**What needs to be done**
Every line from the one with "What's the underlying" through the final line of the entries below should be returned exactly; leave out all other lines.

Excerpts from a dataset:
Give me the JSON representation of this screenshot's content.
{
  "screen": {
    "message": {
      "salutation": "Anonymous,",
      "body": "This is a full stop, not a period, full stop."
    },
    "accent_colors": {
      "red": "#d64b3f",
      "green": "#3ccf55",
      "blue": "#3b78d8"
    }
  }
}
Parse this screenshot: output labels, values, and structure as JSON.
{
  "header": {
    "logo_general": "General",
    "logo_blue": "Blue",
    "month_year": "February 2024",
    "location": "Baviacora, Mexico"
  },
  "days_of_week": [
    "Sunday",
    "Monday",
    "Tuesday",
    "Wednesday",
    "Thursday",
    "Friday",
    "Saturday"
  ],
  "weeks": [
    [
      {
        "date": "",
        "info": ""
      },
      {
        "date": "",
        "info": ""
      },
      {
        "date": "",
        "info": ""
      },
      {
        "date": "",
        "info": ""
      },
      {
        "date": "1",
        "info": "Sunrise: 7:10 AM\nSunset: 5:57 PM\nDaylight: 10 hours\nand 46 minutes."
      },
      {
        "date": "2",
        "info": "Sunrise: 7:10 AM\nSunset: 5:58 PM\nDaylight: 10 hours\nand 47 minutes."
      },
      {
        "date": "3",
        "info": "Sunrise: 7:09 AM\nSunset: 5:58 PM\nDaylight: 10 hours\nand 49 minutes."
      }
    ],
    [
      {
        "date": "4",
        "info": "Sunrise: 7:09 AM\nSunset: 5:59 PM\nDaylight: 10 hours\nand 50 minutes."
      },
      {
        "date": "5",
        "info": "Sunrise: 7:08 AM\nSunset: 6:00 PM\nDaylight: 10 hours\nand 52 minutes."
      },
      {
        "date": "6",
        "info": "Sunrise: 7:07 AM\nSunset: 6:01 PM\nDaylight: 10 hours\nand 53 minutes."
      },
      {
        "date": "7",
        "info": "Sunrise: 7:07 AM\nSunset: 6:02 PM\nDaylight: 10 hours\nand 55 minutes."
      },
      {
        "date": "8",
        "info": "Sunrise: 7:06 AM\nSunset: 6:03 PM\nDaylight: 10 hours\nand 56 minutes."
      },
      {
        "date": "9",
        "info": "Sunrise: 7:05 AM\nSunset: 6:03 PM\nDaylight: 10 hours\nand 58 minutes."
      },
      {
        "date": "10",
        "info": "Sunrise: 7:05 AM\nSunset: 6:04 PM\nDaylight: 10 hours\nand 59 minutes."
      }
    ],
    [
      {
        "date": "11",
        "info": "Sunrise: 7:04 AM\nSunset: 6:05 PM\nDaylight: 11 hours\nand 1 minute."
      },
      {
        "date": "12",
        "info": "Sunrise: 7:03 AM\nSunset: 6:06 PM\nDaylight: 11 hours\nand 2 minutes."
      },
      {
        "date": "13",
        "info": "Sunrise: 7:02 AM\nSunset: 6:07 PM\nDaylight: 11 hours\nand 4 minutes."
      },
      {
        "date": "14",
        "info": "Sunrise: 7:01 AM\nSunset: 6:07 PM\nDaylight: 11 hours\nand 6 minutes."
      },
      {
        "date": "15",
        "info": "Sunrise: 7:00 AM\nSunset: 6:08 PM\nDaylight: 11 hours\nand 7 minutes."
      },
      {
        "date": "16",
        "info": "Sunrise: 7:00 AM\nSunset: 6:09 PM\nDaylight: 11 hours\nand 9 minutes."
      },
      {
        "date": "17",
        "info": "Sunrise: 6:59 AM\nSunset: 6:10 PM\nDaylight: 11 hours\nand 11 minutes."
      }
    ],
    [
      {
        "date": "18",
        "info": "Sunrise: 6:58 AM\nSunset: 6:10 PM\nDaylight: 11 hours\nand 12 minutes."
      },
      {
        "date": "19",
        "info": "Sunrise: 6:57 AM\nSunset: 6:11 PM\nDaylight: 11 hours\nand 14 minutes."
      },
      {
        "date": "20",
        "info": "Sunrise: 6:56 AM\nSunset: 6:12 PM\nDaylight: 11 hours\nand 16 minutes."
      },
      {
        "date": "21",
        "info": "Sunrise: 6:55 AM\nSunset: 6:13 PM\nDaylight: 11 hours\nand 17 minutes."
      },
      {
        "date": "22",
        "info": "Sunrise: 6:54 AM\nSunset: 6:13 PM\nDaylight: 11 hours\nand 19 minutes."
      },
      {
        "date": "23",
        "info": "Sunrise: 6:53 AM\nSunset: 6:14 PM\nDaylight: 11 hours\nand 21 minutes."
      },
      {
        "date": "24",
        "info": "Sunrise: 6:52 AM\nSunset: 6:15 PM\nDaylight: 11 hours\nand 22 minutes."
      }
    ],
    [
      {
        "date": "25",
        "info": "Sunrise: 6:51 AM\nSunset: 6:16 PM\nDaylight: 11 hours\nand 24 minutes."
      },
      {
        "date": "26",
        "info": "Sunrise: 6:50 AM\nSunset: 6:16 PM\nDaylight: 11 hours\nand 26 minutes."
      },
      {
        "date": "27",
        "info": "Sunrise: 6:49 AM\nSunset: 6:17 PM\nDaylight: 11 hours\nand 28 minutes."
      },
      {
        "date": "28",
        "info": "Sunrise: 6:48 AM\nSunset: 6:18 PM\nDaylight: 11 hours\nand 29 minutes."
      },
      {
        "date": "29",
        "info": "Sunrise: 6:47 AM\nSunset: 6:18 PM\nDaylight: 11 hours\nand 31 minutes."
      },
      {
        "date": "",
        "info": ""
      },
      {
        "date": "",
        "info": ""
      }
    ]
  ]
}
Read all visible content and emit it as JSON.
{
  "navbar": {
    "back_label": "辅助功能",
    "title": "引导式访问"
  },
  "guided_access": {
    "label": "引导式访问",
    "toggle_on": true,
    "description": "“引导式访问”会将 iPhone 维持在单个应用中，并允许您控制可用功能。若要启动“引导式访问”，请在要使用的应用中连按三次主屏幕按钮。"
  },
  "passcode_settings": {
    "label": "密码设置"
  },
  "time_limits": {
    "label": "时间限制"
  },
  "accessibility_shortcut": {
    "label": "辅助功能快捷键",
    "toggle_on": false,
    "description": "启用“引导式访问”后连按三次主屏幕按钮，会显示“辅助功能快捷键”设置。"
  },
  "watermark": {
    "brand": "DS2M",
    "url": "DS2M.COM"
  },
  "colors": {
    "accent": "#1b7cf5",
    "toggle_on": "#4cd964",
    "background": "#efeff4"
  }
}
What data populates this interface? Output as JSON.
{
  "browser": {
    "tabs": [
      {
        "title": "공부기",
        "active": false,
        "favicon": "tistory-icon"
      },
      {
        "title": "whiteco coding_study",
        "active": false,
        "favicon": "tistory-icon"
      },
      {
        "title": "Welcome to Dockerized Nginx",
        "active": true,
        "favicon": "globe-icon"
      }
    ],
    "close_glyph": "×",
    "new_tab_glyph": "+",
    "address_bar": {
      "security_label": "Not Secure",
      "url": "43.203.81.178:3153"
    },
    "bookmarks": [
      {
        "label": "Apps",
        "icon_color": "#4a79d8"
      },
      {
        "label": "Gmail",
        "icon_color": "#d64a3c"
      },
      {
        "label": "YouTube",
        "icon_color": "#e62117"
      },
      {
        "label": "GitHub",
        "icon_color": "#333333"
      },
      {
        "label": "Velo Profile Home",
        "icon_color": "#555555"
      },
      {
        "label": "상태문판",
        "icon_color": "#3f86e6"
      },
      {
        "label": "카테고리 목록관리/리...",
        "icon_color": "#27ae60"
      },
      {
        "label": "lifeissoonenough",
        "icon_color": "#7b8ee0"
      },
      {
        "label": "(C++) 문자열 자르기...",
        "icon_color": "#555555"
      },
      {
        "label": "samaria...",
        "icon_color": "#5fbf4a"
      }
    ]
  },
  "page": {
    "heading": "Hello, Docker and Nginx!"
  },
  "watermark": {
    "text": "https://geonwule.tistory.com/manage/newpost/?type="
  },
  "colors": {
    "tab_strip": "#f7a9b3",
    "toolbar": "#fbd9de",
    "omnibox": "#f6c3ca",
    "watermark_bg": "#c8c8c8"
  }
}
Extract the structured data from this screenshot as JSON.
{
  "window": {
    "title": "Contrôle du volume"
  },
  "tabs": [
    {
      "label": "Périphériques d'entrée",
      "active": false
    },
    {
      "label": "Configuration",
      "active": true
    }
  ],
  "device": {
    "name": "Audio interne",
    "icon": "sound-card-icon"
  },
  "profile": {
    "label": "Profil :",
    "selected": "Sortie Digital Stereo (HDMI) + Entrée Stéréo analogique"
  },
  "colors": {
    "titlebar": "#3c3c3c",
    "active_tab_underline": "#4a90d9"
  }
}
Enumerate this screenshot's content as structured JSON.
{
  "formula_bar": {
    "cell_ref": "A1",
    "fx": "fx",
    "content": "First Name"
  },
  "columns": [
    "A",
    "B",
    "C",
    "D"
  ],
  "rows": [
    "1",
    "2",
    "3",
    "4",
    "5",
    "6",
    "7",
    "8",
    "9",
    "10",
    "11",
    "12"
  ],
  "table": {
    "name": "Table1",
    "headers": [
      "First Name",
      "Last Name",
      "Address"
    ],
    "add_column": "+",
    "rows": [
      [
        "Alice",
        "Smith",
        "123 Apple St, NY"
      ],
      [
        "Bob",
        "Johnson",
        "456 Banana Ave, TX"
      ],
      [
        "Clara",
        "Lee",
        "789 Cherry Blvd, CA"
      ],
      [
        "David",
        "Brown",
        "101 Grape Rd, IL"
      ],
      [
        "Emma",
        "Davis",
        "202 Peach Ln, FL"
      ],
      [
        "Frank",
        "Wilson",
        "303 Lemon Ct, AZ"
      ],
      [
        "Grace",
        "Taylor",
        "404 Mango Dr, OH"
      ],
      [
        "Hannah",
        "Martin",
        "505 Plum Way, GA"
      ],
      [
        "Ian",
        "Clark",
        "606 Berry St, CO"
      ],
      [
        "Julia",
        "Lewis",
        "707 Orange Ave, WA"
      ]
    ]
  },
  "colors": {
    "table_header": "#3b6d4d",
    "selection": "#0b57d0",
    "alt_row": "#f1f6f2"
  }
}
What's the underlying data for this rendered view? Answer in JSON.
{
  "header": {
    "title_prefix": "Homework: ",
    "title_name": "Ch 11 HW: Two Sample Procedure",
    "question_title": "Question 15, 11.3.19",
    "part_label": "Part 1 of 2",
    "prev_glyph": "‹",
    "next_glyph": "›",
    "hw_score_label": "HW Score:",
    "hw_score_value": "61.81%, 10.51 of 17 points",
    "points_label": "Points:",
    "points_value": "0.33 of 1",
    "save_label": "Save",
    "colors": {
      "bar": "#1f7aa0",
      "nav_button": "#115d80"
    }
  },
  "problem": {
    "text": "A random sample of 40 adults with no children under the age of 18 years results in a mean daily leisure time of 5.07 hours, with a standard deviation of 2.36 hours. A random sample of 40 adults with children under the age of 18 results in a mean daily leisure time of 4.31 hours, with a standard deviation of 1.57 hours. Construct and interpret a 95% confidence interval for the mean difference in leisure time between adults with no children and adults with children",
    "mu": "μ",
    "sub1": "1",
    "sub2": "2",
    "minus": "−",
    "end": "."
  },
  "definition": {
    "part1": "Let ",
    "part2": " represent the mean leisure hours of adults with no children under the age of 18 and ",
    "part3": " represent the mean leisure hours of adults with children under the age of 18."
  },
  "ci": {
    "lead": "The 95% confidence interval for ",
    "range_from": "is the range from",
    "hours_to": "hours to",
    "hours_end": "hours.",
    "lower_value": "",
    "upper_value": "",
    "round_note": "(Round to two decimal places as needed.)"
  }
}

**Exercise solution**
What's the underlying data for this rendered view? Answer in JSON.
{
  "header": {
    "title_prefix": "Homework: ",
    "title_name": "Ch 11 HW: Two Sample Procedure",
    "question_title": "Question 15, 11.3.19",
    "part_label": "Part 1 of 2",
    "prev_glyph": "‹",
    "next_glyph": "›",
    "hw_score_label": "HW Score:",
    "hw_score_value": "61.81%, 10.51 of 17 points",
    "points_label": "Points:",
    "points_value": "0.33 of 1",
    "save_label": "Save",
    "colors": {
      "bar": "#1f7aa0",
      "nav_button": "#115d80"
    }
  },
  "problem": {
    "text": "A random sample of 40 adults with no children under the age of 18 years results in a mean daily leisure time of 5.07 hours, with a standard deviation of 2.36 hours. A random sample of 40 adults with children under the age of 18 results in a mean daily leisure time of 4.31 hours, with a standard deviation of 1.57 hours. Construct and interpret a 95% confidence interval for the mean difference in leisure time between adults with no children and adults with children",
    "mu": "μ",
    "sub1": "1",
    "sub2": "2",
    "minus": "−",
    "end": "."
  },
  "definition": {
    "part1": "Let ",
    "part2": " represent the mean leisure hours of adults with no children under the age of 18 and ",
    "part3": " represent the mean leisure hours of adults with children under the age of 18."
  },
  "ci": {
    "lead": "The 95% confidence interval for ",
    "range_from": "is the range from",
    "hours_to": "hours to",
    "hours_end": "hours.",
    "lower_value": "",
    "upper_value": "",
    "round_note": "(Round to two decimal places as needed.)"
  }
}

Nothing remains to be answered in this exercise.